First appeared in theSun here, on 9 November 2017.
WHILE it is positive that Malaysia is projected to be the world’s 24th most powerful economy in the world by 2050, as Prime Minister Datuk Seri Najib Abdul Razak announced two months ago, attention must also be turned to what could likely derail these efforts altogether: The grossly understudied illicit trade in the country.
The cost of illicit trade to the Malaysian economy generally is difficult to measure. But the Organisation for Economic Co-operation and Development has estimated the cost to be around US$250 billion, while the International Anti-Counterfeiting Coalition estimates the figure to be US$600 billion per annum, as of 2015. Illicit trade seems to be growing in scope and magnitude due to freer movement of goods and internet usage.
A separate study also estimated that Penang lost approximately RM16 million in uncollected taxes due to illegal economic activities in the state in a single year, based on confiscated products including cigarettes, food and beverages, motor vehicles and electrical machinery. The fact that these trading activities are taking place under the radar means that authorities are unable to capture the economic value – namely, taxes – that otherwise would contribute to the overall gross domestic product and economic growth.
It also adversely affects the film and entertainment industries. A local filmmaker once reportedly lost a projected revenue of up to RM15 million as a result of pirate DVDs, sold before the movie was even released. A separate study has shown that an increase of 15% in takings for the local box office is possible if piracy was completely stamped out.
Another significant impact of illicit trade is that it contributes to the loss of jobs in the formal sector. As it thrives, the means and networks that facilitate the movement of these goods and services tend to also build close relationships with organised crime syndicates.
A recent policy paper by IDEAS has shed new light on several sectors in Malaysia whose industries are increasingly affected by the rise of illicit trade, including music, cigarettes, alcohol, branded products as well as medicines. One of the most startling statistics is that contraband cigarettes account for 57.1% of cigarettes consumed in 2016.
Although efforts have been taken to clamp down on illegal traders, primarily by the Royal Malaysian Customs, more important questions must be asked about the overarching regulatory framework that governs the economy. Have regulations improved or reduced the efficacy of reducing illicit trade in the country?

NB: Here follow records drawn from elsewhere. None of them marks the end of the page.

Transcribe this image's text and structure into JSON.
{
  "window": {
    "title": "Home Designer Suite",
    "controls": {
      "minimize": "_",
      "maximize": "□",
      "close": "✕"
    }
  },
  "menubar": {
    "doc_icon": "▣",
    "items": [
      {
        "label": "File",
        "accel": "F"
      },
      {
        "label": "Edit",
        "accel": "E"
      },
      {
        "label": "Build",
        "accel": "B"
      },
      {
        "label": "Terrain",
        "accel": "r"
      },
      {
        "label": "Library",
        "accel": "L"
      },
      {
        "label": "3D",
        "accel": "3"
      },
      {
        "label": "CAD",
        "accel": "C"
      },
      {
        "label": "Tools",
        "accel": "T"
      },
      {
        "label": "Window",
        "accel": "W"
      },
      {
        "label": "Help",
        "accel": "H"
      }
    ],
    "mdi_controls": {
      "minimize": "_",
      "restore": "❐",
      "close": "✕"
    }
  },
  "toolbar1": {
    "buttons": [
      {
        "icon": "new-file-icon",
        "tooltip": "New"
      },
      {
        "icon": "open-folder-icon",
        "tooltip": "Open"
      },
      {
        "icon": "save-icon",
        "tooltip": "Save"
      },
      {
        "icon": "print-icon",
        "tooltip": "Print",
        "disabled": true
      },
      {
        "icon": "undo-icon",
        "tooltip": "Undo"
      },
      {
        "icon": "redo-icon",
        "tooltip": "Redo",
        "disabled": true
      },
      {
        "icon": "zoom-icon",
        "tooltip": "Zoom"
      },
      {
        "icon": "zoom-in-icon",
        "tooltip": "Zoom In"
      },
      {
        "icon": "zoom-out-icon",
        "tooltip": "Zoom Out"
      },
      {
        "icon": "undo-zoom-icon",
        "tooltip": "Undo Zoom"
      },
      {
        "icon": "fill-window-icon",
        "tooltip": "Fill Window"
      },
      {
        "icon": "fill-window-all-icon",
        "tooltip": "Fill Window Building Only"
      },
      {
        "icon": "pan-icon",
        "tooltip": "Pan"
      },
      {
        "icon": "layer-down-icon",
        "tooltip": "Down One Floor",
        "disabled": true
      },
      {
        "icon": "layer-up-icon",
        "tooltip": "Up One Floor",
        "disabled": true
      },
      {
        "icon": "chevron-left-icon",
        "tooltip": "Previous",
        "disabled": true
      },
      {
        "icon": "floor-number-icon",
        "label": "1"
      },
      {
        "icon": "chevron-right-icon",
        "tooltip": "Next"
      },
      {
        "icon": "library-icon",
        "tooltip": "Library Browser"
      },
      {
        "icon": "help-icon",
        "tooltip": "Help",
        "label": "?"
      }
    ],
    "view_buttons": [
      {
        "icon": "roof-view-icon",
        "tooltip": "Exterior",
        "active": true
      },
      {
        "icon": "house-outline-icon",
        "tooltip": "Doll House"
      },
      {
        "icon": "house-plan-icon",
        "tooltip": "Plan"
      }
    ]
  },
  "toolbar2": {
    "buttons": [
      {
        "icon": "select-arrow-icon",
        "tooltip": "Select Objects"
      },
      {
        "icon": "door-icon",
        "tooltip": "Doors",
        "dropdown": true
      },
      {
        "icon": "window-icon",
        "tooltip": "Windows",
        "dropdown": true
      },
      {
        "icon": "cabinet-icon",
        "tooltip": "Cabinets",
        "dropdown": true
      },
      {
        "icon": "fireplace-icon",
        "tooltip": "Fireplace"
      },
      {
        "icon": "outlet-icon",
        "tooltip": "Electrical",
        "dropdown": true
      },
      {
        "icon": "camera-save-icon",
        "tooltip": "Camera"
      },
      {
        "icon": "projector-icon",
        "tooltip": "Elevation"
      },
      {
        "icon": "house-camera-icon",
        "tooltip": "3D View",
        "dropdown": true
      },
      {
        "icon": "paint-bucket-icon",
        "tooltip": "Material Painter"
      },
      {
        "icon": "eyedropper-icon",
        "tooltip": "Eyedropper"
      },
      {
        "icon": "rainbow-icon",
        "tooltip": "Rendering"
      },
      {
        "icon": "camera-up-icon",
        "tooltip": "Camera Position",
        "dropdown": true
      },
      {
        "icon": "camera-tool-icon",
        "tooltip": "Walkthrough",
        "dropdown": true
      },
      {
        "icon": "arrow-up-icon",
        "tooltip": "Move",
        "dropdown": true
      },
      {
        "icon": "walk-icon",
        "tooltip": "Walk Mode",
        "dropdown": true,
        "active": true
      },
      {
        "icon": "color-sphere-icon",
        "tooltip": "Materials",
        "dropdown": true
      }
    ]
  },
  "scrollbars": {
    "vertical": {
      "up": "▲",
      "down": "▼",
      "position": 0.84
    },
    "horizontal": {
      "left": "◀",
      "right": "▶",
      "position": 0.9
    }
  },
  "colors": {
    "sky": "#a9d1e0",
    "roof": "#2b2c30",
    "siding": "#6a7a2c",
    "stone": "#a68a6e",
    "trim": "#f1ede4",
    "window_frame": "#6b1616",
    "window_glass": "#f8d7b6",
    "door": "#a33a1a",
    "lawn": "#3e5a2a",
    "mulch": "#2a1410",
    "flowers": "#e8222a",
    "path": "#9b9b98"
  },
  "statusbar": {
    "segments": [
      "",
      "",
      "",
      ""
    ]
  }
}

To answer that, one must examine the factors that led to the flourishing of illicit trade. First, a critical factor, is how rigorous enforcement is by the relevant authorities. Lack of transparency and border corruption are among the most important influences of poor enforcement. It is here that Malaysia could do with improvement; the lack of transparency and efficient enforcement has earned us the fourth biggest online piracy hub in the world.
Second, cumbersome business regulations also lead to worsening illicit trade. The Global Enabling Trade Report 2014 by the World Economic Forum listed tariffs, burdensome import procedures, domestic technical requirements and standards, as well as corruption at the border, as the most problematic factors for Malaysia.
Although tariffs are a form of raising revenue for the government’s own expenditure, there must be wise policy decision-making in deciding rates. The rapid increase in illicit cigarette consumption directly corresponded to the excise increase on cigarettes, especially between 2014 and 2016. The government must be able to balance its own policy targets with other negative consequences, in this case where both black-market traders and consumers are incentivised to turn to cheaper contraband products.
The paper lists down several recommendations that could be adopted by the government in its fight against illicit trade. Although we are ranked 6th in the Illicit Trade Environment Index 2016 among countries engaged in preventing illicit trade, which means we are tackling the situation already, much more should be done.
First, the government’s taxation policies could be reviewed. Second, examining with the aim of reducing price gaps between legitimate and illicit products can be done, but the trick would be to do this in a market-driven way.
Other measures include increasing enforcement activities, using technology to authenticate products to prevent counterfeit goods and finally, and perhaps most importantly, improving the relationship between the government – whether the relevant ministries or the Customs Department – the private sector and independent professional organisations.
Having meaningful consultations through formal or informal committees is an ideal way to ensure that data is being transparently and regularly communicated to each party, in joint and collaborative efforts in combating illicit trade.
Tackling it is an equally crucial part of growing the Malaysian economy, which policy-makers ought to pay careful attention to.